— Task goal —
Write out the whole listing exactly; no images belong in it.

— Recorded information —

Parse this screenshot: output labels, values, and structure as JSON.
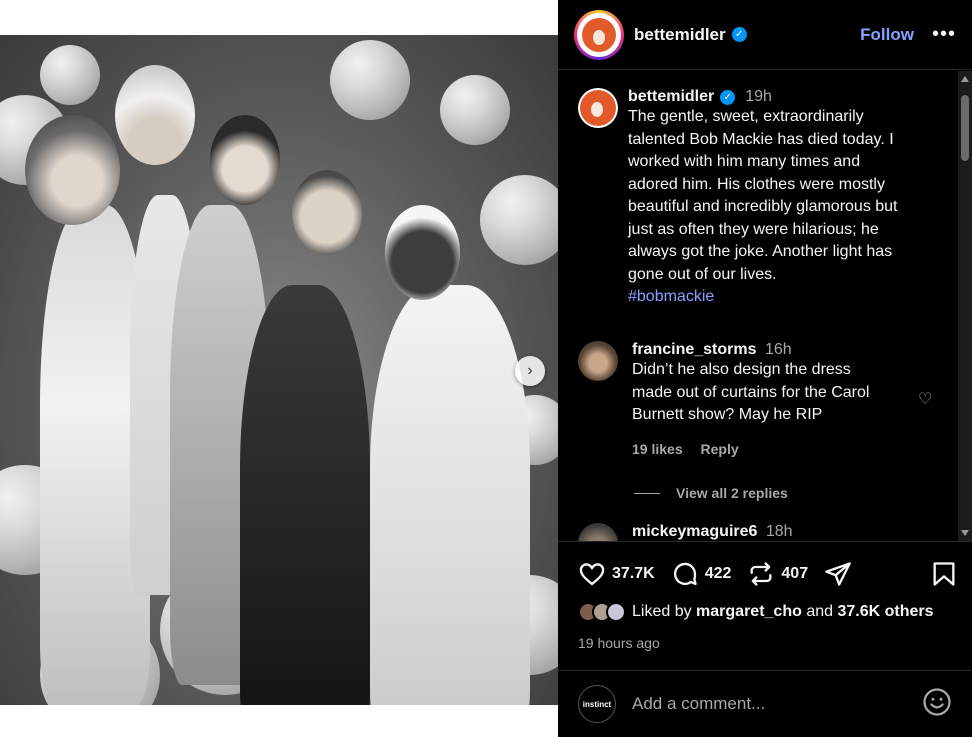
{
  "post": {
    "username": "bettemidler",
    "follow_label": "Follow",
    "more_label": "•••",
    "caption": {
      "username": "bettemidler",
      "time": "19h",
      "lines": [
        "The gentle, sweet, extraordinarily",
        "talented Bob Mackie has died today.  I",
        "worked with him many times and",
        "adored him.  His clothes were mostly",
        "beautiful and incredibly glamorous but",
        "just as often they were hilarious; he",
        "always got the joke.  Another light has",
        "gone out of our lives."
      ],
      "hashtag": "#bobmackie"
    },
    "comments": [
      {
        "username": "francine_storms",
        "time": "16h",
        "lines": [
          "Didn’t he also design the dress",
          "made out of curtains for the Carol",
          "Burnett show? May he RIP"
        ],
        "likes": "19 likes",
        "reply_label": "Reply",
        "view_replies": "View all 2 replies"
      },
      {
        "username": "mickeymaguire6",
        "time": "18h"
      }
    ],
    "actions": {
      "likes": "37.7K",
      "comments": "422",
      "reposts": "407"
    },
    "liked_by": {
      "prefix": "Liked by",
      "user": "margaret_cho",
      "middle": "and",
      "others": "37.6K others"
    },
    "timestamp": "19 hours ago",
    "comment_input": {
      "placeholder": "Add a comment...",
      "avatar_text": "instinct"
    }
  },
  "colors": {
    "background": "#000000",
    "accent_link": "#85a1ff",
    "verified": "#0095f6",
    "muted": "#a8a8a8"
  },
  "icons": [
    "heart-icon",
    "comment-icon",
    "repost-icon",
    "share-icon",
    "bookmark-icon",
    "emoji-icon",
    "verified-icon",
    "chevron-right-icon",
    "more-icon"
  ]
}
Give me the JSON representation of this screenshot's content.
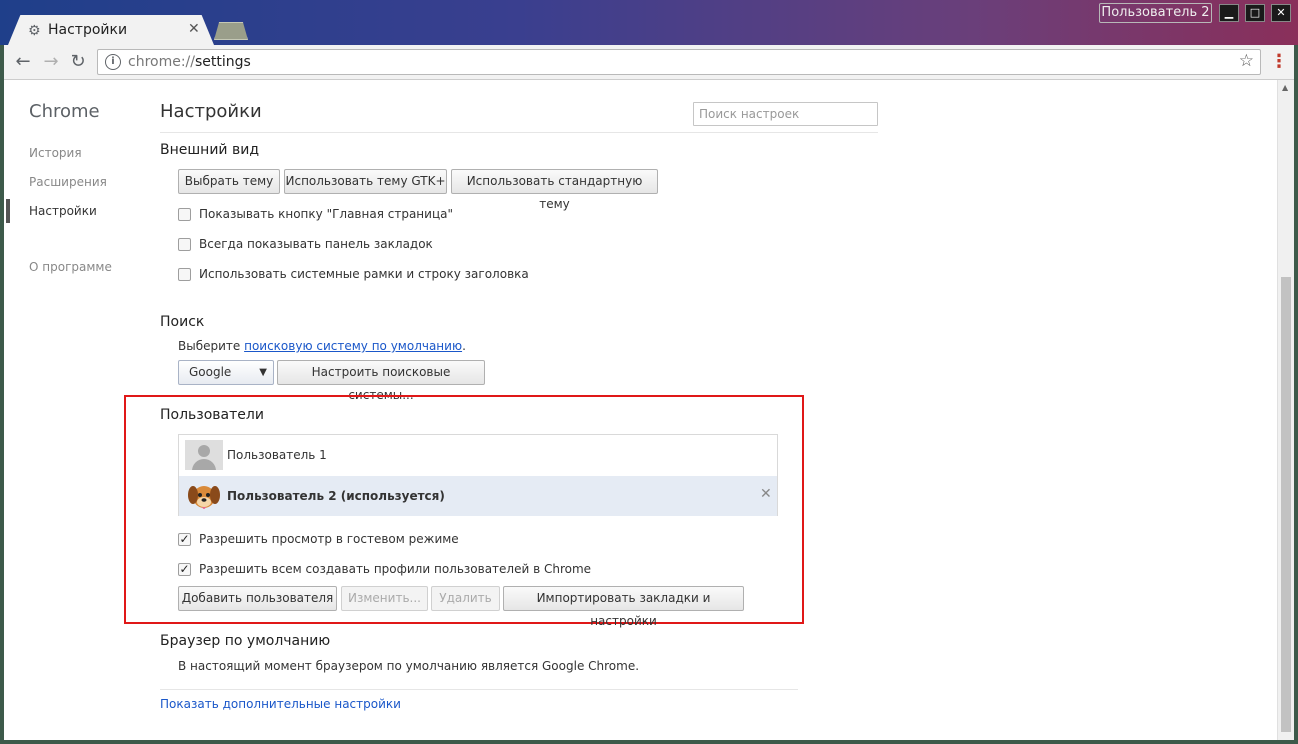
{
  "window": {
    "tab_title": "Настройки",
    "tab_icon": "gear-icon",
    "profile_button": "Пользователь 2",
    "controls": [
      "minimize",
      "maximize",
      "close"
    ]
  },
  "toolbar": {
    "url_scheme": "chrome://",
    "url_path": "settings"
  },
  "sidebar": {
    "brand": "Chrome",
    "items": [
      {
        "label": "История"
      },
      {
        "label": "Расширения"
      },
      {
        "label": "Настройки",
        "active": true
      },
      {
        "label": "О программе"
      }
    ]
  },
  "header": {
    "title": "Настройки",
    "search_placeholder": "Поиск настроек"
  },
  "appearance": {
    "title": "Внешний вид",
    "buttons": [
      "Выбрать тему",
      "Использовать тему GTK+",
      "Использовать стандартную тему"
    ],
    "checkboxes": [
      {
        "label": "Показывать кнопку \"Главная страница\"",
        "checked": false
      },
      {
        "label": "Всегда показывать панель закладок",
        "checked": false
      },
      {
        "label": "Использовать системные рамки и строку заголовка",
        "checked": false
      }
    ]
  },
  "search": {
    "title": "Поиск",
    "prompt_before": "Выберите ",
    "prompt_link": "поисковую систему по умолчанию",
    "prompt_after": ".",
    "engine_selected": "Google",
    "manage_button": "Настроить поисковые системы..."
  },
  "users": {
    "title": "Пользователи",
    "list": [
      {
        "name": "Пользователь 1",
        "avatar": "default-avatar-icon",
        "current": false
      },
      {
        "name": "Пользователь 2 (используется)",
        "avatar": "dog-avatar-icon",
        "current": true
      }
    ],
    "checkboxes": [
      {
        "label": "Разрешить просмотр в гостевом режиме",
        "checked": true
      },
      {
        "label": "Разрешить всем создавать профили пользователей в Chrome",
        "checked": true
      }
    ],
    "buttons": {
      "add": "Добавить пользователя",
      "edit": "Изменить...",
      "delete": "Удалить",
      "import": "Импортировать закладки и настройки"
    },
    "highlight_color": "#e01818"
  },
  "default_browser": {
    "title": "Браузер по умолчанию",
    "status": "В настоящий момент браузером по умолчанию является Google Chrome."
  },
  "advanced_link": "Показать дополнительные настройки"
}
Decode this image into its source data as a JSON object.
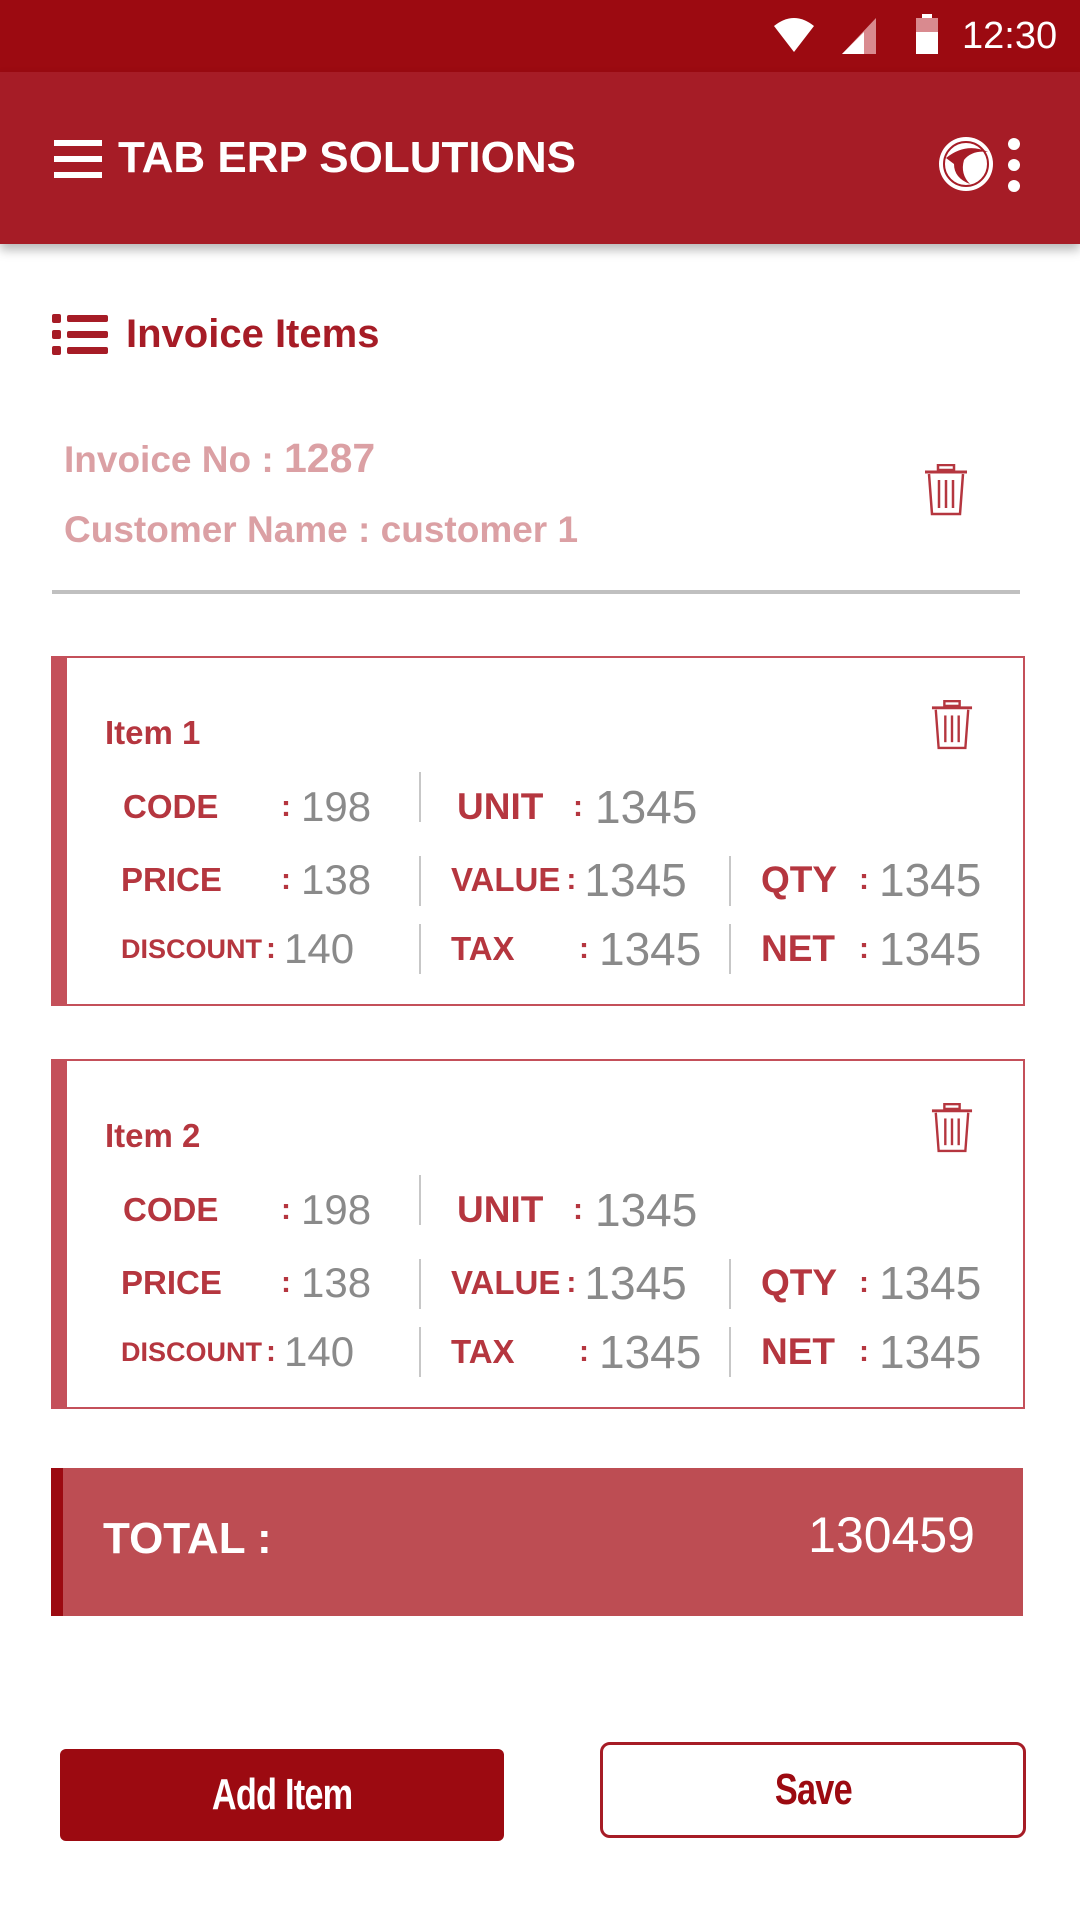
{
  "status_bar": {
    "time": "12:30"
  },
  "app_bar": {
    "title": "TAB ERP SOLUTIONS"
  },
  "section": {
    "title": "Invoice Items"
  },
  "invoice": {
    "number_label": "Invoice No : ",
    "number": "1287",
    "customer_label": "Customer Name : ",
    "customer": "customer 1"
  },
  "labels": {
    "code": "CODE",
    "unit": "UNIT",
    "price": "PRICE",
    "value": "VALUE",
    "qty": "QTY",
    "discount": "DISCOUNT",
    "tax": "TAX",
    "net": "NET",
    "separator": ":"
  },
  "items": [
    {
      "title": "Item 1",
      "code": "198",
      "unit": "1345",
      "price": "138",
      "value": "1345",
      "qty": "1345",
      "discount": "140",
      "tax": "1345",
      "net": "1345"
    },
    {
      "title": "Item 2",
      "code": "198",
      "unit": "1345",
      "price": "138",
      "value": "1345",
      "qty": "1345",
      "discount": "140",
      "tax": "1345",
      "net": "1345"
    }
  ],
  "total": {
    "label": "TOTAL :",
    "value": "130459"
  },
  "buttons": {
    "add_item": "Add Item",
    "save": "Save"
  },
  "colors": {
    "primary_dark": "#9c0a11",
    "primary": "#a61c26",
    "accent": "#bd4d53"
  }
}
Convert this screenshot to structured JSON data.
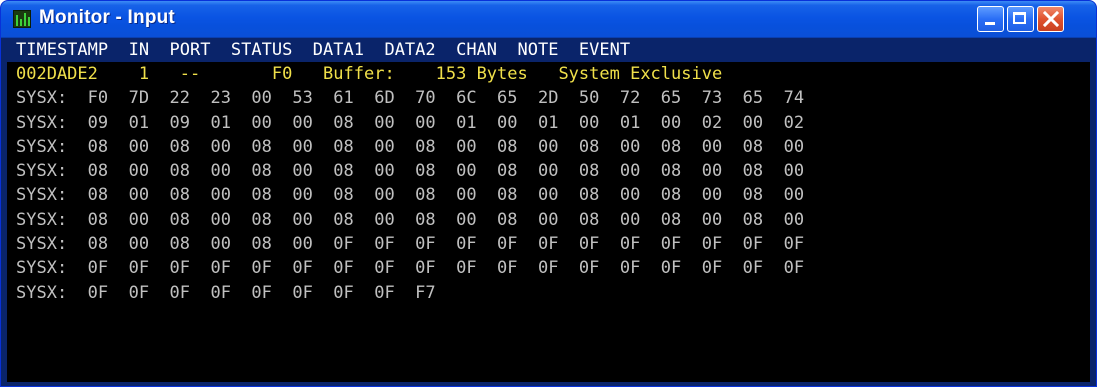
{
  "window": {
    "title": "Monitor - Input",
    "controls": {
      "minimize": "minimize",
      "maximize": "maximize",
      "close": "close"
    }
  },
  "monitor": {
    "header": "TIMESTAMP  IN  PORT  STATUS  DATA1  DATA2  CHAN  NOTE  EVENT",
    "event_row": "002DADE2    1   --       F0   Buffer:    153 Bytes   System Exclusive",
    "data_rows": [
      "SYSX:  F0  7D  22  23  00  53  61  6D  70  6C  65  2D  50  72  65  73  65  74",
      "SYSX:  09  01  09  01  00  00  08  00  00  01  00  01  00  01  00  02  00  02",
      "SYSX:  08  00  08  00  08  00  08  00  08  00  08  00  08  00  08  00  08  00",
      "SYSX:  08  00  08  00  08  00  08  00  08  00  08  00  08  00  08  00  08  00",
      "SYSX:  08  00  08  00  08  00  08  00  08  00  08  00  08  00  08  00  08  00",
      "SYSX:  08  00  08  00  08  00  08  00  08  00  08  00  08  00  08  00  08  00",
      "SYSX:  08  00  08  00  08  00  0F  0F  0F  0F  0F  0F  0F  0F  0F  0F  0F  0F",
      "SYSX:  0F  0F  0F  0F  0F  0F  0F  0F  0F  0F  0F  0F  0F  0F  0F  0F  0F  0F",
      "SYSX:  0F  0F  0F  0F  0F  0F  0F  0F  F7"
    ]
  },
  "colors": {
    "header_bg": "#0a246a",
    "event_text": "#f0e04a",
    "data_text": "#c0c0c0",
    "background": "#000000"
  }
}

— Response box —
Parse this screenshot: output labels, values, and structure as JSON.
{
  "post": {
    "username": "bettemidler",
    "follow_label": "Follow",
    "more_label": "•••",
    "caption": {
      "username": "bettemidler",
      "time": "19h",
      "lines": [
        "The gentle, sweet, extraordinarily",
        "talented Bob Mackie has died today.  I",
        "worked with him many times and",
        "adored him.  His clothes were mostly",
        "beautiful and incredibly glamorous but",
        "just as often they were hilarious; he",
        "always got the joke.  Another light has",
        "gone out of our lives."
      ],
      "hashtag": "#bobmackie"
    },
    "comments": [
      {
        "username": "francine_storms",
        "time": "16h",
        "lines": [
          "Didn’t he also design the dress",
          "made out of curtains for the Carol",
          "Burnett show? May he RIP"
        ],
        "likes": "19 likes",
        "reply_label": "Reply",
        "view_replies": "View all 2 replies"
      },
      {
        "username": "mickeymaguire6",
        "time": "18h"
      }
    ],
    "actions": {
      "likes": "37.7K",
      "comments": "422",
      "reposts": "407"
    },
    "liked_by": {
      "prefix": "Liked by",
      "user": "margaret_cho",
      "middle": "and",
      "others": "37.6K others"
    },
    "timestamp": "19 hours ago",
    "comment_input": {
      "placeholder": "Add a comment...",
      "avatar_text": "instinct"
    }
  },
  "colors": {
    "background": "#000000",
    "accent_link": "#85a1ff",
    "verified": "#0095f6",
    "muted": "#a8a8a8"
  },
  "icons": [
    "heart-icon",
    "comment-icon",
    "repost-icon",
    "share-icon",
    "bookmark-icon",
    "emoji-icon",
    "verified-icon",
    "chevron-right-icon",
    "more-icon"
  ]
}
Give me the JSON representation of this screenshot's content.
{
  "window": {
    "tab_title": "Настройки",
    "tab_icon": "gear-icon",
    "profile_button": "Пользователь 2",
    "controls": [
      "minimize",
      "maximize",
      "close"
    ]
  },
  "toolbar": {
    "url_scheme": "chrome://",
    "url_path": "settings"
  },
  "sidebar": {
    "brand": "Chrome",
    "items": [
      {
        "label": "История"
      },
      {
        "label": "Расширения"
      },
      {
        "label": "Настройки",
        "active": true
      },
      {
        "label": "О программе"
      }
    ]
  },
  "header": {
    "title": "Настройки",
    "search_placeholder": "Поиск настроек"
  },
  "appearance": {
    "title": "Внешний вид",
    "buttons": [
      "Выбрать тему",
      "Использовать тему GTK+",
      "Использовать стандартную тему"
    ],
    "checkboxes": [
      {
        "label": "Показывать кнопку \"Главная страница\"",
        "checked": false
      },
      {
        "label": "Всегда показывать панель закладок",
        "checked": false
      },
      {
        "label": "Использовать системные рамки и строку заголовка",
        "checked": false
      }
    ]
  },
  "search": {
    "title": "Поиск",
    "prompt_before": "Выберите ",
    "prompt_link": "поисковую систему по умолчанию",
    "prompt_after": ".",
    "engine_selected": "Google",
    "manage_button": "Настроить поисковые системы..."
  },
  "users": {
    "title": "Пользователи",
    "list": [
      {
        "name": "Пользователь 1",
        "avatar": "default-avatar-icon",
        "current": false
      },
      {
        "name": "Пользователь 2 (используется)",
        "avatar": "dog-avatar-icon",
        "current": true
      }
    ],
    "checkboxes": [
      {
        "label": "Разрешить просмотр в гостевом режиме",
        "checked": true
      },
      {
        "label": "Разрешить всем создавать профили пользователей в Chrome",
        "checked": true
      }
    ],
    "buttons": {
      "add": "Добавить пользователя",
      "edit": "Изменить...",
      "delete": "Удалить",
      "import": "Импортировать закладки и настройки"
    },
    "highlight_color": "#e01818"
  },
  "default_browser": {
    "title": "Браузер по умолчанию",
    "status": "В настоящий момент браузером по умолчанию является Google Chrome."
  },
  "advanced_link": "Показать дополнительные настройки"
}
Decode this image into its source data as a JSON object.
{
  "status_bar": {
    "time": "12:30"
  },
  "app_bar": {
    "title": "TAB ERP SOLUTIONS"
  },
  "section": {
    "title": "Invoice Items"
  },
  "invoice": {
    "number_label": "Invoice No : ",
    "number": "1287",
    "customer_label": "Customer Name : ",
    "customer": "customer 1"
  },
  "labels": {
    "code": "CODE",
    "unit": "UNIT",
    "price": "PRICE",
    "value": "VALUE",
    "qty": "QTY",
    "discount": "DISCOUNT",
    "tax": "TAX",
    "net": "NET",
    "separator": ":"
  },
  "items": [
    {
      "title": "Item 1",
      "code": "198",
      "unit": "1345",
      "price": "138",
      "value": "1345",
      "qty": "1345",
      "discount": "140",
      "tax": "1345",
      "net": "1345"
    },
    {
      "title": "Item 2",
      "code": "198",
      "unit": "1345",
      "price": "138",
      "value": "1345",
      "qty": "1345",
      "discount": "140",
      "tax": "1345",
      "net": "1345"
    }
  ],
  "total": {
    "label": "TOTAL :",
    "value": "130459"
  },
  "buttons": {
    "add_item": "Add Item",
    "save": "Save"
  },
  "colors": {
    "primary_dark": "#9c0a11",
    "primary": "#a61c26",
    "accent": "#bd4d53"
  }
}
Convert this screenshot to structured JSON data.
{
  "window": {
    "title": "Monitor - Input",
    "controls": {
      "minimize": "minimize",
      "maximize": "maximize",
      "close": "close"
    }
  },
  "monitor": {
    "header": "TIMESTAMP  IN  PORT  STATUS  DATA1  DATA2  CHAN  NOTE  EVENT",
    "event_row": "002DADE2    1   --       F0   Buffer:    153 Bytes   System Exclusive",
    "data_rows": [
      "SYSX:  F0  7D  22  23  00  53  61  6D  70  6C  65  2D  50  72  65  73  65  74",
      "SYSX:  09  01  09  01  00  00  08  00  00  01  00  01  00  01  00  02  00  02",
      "SYSX:  08  00  08  00  08  00  08  00  08  00  08  00  08  00  08  00  08  00",
      "SYSX:  08  00  08  00  08  00  08  00  08  00  08  00  08  00  08  00  08  00",
      "SYSX:  08  00  08  00  08  00  08  00  08  00  08  00  08  00  08  00  08  00",
      "SYSX:  08  00  08  00  08  00  08  00  08  00  08  00  08  00  08  00  08  00",
      "SYSX:  08  00  08  00  08  00  0F  0F  0F  0F  0F  0F  0F  0F  0F  0F  0F  0F",
      "SYSX:  0F  0F  0F  0F  0F  0F  0F  0F  0F  0F  0F  0F  0F  0F  0F  0F  0F  0F",
      "SYSX:  0F  0F  0F  0F  0F  0F  0F  0F  F7"
    ]
  },
  "colors": {
    "header_bg": "#0a246a",
    "event_text": "#f0e04a",
    "data_text": "#c0c0c0",
    "background": "#000000"
  }
}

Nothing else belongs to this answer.